Another CD, titled Live at Marquee, is listed in discographies as having been released on the legitimate Trojan and Receiver labels in the early 1990s. As it has the exact same track listing as this one, it could be assumed that this bootleg probably contains the same music. Regardless, the music on this disc is a pretty low-fidelity tape of a performance at the legendary London club in 1967. The discography in the Peter Green biography Peter Green: Founder of Fleetwood Mac, by Martin Celmins, gives the exact date of the performance as August 15, 1967; it also lists Bob Brunning, and not John McVie, as the bass player.
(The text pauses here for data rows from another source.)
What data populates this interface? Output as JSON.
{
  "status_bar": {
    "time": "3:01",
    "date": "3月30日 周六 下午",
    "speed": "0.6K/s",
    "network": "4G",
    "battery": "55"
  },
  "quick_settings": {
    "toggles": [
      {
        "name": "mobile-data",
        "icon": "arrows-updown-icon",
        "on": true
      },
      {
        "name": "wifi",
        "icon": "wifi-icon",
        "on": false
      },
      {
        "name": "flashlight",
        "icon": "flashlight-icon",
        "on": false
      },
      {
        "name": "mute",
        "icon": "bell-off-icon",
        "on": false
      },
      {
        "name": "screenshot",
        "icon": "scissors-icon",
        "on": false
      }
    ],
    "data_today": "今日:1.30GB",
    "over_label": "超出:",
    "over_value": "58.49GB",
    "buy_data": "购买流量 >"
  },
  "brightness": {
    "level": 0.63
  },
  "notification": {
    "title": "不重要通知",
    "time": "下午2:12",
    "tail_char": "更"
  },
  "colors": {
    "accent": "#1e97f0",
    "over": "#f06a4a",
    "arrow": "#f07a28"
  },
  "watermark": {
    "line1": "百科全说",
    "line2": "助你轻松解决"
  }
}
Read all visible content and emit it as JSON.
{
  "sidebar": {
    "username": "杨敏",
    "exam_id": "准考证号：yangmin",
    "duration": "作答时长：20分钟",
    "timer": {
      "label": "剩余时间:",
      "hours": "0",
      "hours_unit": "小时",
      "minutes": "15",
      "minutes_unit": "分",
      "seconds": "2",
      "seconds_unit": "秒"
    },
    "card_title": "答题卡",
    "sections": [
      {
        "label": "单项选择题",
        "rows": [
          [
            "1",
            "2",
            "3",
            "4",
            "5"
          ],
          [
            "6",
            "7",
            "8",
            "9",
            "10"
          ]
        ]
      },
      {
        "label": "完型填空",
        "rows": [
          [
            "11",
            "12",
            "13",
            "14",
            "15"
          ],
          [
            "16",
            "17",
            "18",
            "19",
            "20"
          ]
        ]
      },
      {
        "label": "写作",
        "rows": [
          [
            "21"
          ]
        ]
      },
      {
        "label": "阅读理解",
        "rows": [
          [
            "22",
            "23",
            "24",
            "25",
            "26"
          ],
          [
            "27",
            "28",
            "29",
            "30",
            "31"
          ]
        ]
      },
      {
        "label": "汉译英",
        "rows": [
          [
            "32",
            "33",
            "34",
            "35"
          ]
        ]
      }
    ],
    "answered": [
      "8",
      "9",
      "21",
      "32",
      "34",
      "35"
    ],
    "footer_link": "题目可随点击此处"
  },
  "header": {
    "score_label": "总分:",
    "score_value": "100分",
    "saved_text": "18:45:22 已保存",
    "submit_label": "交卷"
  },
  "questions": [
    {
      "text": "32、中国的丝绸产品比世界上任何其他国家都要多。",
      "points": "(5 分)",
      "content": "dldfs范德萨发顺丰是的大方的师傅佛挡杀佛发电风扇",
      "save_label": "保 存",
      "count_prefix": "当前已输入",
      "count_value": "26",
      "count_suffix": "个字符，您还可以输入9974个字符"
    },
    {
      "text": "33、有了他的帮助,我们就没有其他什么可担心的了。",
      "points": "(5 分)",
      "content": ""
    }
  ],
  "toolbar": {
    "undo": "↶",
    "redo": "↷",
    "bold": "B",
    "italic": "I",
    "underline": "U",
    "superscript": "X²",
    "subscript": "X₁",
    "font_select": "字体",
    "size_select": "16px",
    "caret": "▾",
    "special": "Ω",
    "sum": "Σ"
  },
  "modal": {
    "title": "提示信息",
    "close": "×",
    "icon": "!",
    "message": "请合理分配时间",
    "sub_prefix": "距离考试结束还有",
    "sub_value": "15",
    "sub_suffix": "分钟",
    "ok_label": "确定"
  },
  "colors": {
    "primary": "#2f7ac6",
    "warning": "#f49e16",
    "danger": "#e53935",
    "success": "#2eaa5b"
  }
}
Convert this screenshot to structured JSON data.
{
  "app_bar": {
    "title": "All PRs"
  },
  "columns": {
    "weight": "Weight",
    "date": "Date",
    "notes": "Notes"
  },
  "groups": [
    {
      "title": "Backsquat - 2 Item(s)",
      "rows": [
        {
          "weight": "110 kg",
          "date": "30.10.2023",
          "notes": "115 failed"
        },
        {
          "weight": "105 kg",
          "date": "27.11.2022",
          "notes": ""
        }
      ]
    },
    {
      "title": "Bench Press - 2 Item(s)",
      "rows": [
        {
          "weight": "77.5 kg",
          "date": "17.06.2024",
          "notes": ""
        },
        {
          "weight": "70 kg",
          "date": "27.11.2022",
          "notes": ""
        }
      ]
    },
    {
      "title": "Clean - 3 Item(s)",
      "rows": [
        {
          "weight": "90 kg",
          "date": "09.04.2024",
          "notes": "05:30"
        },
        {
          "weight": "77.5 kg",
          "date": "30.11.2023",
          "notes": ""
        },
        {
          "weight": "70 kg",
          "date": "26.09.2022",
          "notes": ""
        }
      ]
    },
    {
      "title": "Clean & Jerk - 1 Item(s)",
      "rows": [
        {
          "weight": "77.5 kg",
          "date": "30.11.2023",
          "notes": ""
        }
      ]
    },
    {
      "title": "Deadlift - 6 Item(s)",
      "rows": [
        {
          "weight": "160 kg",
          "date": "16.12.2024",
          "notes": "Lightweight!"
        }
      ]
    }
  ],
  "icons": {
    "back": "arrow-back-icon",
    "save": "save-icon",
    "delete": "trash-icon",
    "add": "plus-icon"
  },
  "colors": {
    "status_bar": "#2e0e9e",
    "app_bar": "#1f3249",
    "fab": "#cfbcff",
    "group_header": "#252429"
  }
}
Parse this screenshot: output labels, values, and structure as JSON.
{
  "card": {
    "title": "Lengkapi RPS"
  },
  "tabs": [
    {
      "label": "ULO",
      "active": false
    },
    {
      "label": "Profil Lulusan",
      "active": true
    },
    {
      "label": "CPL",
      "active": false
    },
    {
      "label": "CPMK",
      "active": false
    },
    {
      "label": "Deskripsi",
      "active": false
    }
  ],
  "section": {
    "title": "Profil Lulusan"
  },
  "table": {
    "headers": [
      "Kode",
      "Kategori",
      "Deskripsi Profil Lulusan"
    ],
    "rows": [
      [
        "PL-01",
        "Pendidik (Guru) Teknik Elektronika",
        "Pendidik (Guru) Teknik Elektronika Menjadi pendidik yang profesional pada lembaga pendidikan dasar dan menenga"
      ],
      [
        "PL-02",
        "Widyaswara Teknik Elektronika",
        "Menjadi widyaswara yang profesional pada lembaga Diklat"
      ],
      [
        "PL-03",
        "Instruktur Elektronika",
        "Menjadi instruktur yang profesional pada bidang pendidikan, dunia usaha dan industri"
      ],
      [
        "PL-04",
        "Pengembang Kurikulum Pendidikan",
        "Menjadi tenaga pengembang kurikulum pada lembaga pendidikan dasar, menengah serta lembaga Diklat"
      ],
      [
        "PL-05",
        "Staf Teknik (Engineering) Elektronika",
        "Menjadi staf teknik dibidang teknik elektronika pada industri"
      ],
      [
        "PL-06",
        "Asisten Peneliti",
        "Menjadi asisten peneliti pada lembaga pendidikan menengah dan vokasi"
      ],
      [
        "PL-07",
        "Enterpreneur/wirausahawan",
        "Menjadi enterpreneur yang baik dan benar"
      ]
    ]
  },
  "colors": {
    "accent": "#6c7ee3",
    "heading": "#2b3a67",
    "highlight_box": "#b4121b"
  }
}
The band play pretty well, but the vocals in particular are half-buried, the mix is blurry, and the whole thing sounds half-submerged in mud. That's too bad because the group go through highlights of their first album-era repertoire, including "Got to Move," "Dust My Broom," "Shake Your Money Maker," and less expected songs such as "Looking for Somebody" and "Long Grey Mare." It's of historic interest, certainly, as the first live recording of the band to circulate, and would be enjoyable if it were in as high-grade fidelity as the numerous legitimate live releases of the Peter Green-era Fleetwood Mac are. But it's not, not by a longshot.
AllMusic Review by Richie Unterberger